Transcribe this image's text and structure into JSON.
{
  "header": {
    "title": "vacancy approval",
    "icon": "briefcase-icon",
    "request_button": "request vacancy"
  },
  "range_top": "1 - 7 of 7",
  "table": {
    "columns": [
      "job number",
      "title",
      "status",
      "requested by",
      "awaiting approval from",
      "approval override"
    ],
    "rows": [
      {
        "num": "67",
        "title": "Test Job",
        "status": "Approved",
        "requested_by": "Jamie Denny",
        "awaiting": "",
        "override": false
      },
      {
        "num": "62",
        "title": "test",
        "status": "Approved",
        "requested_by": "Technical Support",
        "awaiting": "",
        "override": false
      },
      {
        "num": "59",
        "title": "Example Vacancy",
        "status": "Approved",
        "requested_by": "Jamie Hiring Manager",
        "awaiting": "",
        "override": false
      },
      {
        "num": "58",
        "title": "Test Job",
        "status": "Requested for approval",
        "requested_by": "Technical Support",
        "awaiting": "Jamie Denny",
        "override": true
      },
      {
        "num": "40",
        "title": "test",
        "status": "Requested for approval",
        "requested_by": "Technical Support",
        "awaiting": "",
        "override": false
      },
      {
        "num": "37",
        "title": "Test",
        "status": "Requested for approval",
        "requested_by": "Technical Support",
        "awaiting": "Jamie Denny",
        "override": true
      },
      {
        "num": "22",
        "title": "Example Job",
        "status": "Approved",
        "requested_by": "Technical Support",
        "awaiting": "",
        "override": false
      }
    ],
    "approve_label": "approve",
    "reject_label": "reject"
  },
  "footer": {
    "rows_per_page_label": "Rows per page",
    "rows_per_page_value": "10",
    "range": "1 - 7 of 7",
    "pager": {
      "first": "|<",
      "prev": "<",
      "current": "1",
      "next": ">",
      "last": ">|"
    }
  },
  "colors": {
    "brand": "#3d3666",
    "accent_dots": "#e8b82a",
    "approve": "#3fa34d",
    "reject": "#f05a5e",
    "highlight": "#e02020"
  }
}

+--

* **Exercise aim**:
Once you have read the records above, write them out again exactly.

* **Written response**:
Transcribe this image's text and structure into JSON.
{
  "header": {
    "title": "vacancy approval",
    "icon": "briefcase-icon",
    "request_button": "request vacancy"
  },
  "range_top": "1 - 7 of 7",
  "table": {
    "columns": [
      "job number",
      "title",
      "status",
      "requested by",
      "awaiting approval from",
      "approval override"
    ],
    "rows": [
      {
        "num": "67",
        "title": "Test Job",
        "status": "Approved",
        "requested_by": "Jamie Denny",
        "awaiting": "",
        "override": false
      },
      {
        "num": "62",
        "title": "test",
        "status": "Approved",
        "requested_by": "Technical Support",
        "awaiting": "",
        "override": false
      },
      {
        "num": "59",
        "title": "Example Vacancy",
        "status": "Approved",
        "requested_by": "Jamie Hiring Manager",
        "awaiting": "",
        "override": false
      },
      {
        "num": "58",
        "title": "Test Job",
        "status": "Requested for approval",
        "requested_by": "Technical Support",
        "awaiting": "Jamie Denny",
        "override": true
      },
      {
        "num": "40",
        "title": "test",
        "status": "Requested for approval",
        "requested_by": "Technical Support",
        "awaiting": "",
        "override": false
      },
      {
        "num": "37",
        "title": "Test",
        "status": "Requested for approval",
        "requested_by": "Technical Support",
        "awaiting": "Jamie Denny",
        "override": true
      },
      {
        "num": "22",
        "title": "Example Job",
        "status": "Approved",
        "requested_by": "Technical Support",
        "awaiting": "",
        "override": false
      }
    ],
    "approve_label": "approve",
    "reject_label": "reject"
  },
  "footer": {
    "rows_per_page_label": "Rows per page",
    "rows_per_page_value": "10",
    "range": "1 - 7 of 7",
    "pager": {
      "first": "|<",
      "prev": "<",
      "current": "1",
      "next": ">",
      "last": ">|"
    }
  },
  "colors": {
    "brand": "#3d3666",
    "accent_dots": "#e8b82a",
    "approve": "#3fa34d",
    "reject": "#f05a5e",
    "highlight": "#e02020"
  }
}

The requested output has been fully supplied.